Erosion and warming are putting Himalayan villagers at risk, a reader notes. Other letters topics: Iranian oil, GM food, Syria, Emiratisation and renewable energy.
Villages need tourist revenue
I refer to your news story Iranian oil shipment for India cancelled (February 4). I believe that sanctions by the US and the EU to halt Tehran's nuclear programme make Iran increasingly reliant on exports to India, China and Russia to maintain its cash flow.
Of these three countries, India in particular has been trying to replace its Iranian imports from another source, Saudi Arabia.
India's defence minister AK Antony was in Riyadh in February reportedly to ask for assistance and replace the oil Iran.
It is strange knowing that Saudi Arabia and Iran were on the same side during the famous 1973 oil embargo against the US and Europe as a reaction to their support of Israelis in the war against Arabs.
Today, Saudi Arabia does not believe that Iran's nuclear programme is purely for peaceful purposes and seeks to replace Iranian oil supplies to India and to other countries if needed.
Ayse Arzu Caglayan, Turkey
Annan mission unlikely to work
Your article Annan trying to sell the impossible (February 4) was good to read and it is right in saying Kofi Annan's mediation mission in Syria is impossible.
When Mr Annan was the UN's secretary general, his rigorous efforts to solve the Iraq issue at the time failed. The new task in Syria is unlikely to yield any results.
The Syrian people and President Bashar Al Assad should engage in a dialogue for a peaceful transition.
K Ragavan, India
Avoid statements of vested interest
The problem with stating "most agricultural experts maintain that [genetically modified] food poses no health hazards" in Experts call for checks on GM food (March 2) is that you may be asking questions of those who have a vested interest in promoting GM food.
There has been a lot of negative research results on genetically modified food.
To continue on the GM road, companies like Monsanto in the US, have bought up numerous companies selling non-GM seed to gradually make it impossible to buy anything other than GM seed in the future.
Given the health issues that are suffered by so many people in the population, surely the first priority for governments should be ensuring that their citizens consume food that is proven to be safe.
AK Wells, UK
Do not damage a tourism marvel
The article Super Sherpa in new trek to warn of floods (March 4) was very illuminating to read, though heart breaking.
I hope that tourists keep going to the villages in the Himalayan foothills of the world's tallest mountain and keep providing these villagers with employment and a source of income. But I fear, at the same time, that being too poor to move away from riverbeds and too dependent on water for crops and cooking may cause the death of so many Himalayans in case of floods.
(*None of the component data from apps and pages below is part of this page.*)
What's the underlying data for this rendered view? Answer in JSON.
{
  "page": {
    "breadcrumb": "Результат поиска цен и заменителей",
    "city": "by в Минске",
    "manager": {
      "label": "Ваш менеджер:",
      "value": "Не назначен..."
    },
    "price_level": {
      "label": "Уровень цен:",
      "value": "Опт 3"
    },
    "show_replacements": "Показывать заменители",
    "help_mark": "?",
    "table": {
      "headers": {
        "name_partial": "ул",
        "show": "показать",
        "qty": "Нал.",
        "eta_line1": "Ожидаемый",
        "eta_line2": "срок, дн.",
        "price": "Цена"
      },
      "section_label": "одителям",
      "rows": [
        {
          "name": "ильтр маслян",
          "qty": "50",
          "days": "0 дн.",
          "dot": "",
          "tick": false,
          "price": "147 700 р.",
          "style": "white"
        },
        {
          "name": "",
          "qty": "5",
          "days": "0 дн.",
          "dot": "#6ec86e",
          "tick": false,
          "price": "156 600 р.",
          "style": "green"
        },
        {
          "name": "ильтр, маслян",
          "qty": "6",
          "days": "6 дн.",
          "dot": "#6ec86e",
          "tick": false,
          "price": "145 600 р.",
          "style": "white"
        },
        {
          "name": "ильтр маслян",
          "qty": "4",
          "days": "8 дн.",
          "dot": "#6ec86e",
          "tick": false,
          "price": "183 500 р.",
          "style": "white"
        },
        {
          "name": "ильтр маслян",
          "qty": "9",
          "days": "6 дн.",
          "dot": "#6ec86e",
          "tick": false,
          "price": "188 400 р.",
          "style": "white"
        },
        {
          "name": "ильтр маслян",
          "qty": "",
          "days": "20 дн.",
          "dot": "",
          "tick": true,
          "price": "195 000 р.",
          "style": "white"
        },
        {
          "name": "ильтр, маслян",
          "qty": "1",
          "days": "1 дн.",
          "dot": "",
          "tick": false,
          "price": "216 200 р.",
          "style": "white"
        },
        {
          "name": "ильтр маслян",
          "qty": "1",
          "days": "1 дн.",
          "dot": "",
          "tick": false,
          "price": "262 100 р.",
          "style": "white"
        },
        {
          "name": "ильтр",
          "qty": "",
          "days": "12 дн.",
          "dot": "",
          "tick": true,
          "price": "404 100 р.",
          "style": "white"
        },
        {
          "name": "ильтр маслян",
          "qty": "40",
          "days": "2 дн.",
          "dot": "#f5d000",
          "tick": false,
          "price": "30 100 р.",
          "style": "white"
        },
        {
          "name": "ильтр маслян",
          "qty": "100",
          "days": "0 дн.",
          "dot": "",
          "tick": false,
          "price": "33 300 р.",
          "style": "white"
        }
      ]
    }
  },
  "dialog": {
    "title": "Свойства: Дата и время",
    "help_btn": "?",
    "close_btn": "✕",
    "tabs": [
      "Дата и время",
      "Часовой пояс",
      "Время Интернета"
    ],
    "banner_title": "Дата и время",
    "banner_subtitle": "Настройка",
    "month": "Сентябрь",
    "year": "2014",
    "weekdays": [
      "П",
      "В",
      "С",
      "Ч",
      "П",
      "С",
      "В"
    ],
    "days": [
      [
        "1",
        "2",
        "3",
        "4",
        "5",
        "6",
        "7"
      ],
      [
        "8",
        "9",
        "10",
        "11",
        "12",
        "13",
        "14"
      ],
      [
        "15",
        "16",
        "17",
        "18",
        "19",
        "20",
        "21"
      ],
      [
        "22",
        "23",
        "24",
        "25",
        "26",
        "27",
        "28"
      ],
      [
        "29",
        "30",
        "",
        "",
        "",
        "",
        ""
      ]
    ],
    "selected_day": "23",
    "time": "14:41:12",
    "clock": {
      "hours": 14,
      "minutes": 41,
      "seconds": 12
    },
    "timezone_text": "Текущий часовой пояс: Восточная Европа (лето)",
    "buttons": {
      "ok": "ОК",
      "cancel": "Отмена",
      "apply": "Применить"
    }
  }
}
The Himalayas are a fragile environment seismically and tectonically and some slopes are deforested and exposed to accelerated erosion for sure.
The effect of tourism is supposed to be good economically and culturally; its effect must be limited in order for human and wildlife habitations to survive.
Dilara Akay, Turkey
Equality in jobs helps Emiratis
Something missing in the workforce (March 4) is missing some key points.
As a business owner, I'm afraid to hire an Emirati not because I'm afraid to try but because we cannot fire an Emirati once hired.
What if I do get someone who is a bad employee?
Do I have to pay that person the rest of their life? What about pensions costs?
If hiring of Emiratis were the same as hiring any other nationality, you would see a change in hiring practices by private employers like myself.
Jai Surendra, Dubai
Seychelles project opens new doors
Your report Abu Dhabi blows hot for Seychelles power (March 4) was highly informative.
The project represents the fact that the Seychelles has genuinely entered the path to embrace renewable energy for its sustainable development.
It also represents the fact that the UAE has positively supported the development and deployment of renewable-energy technologies worldwide.
The Abu Dhabi-Seychelles route was launched by Etihad Airways in November 2011 to develop tourism relations besides green-energy project relations.
Ali Sedat Budak, Abu Dhabi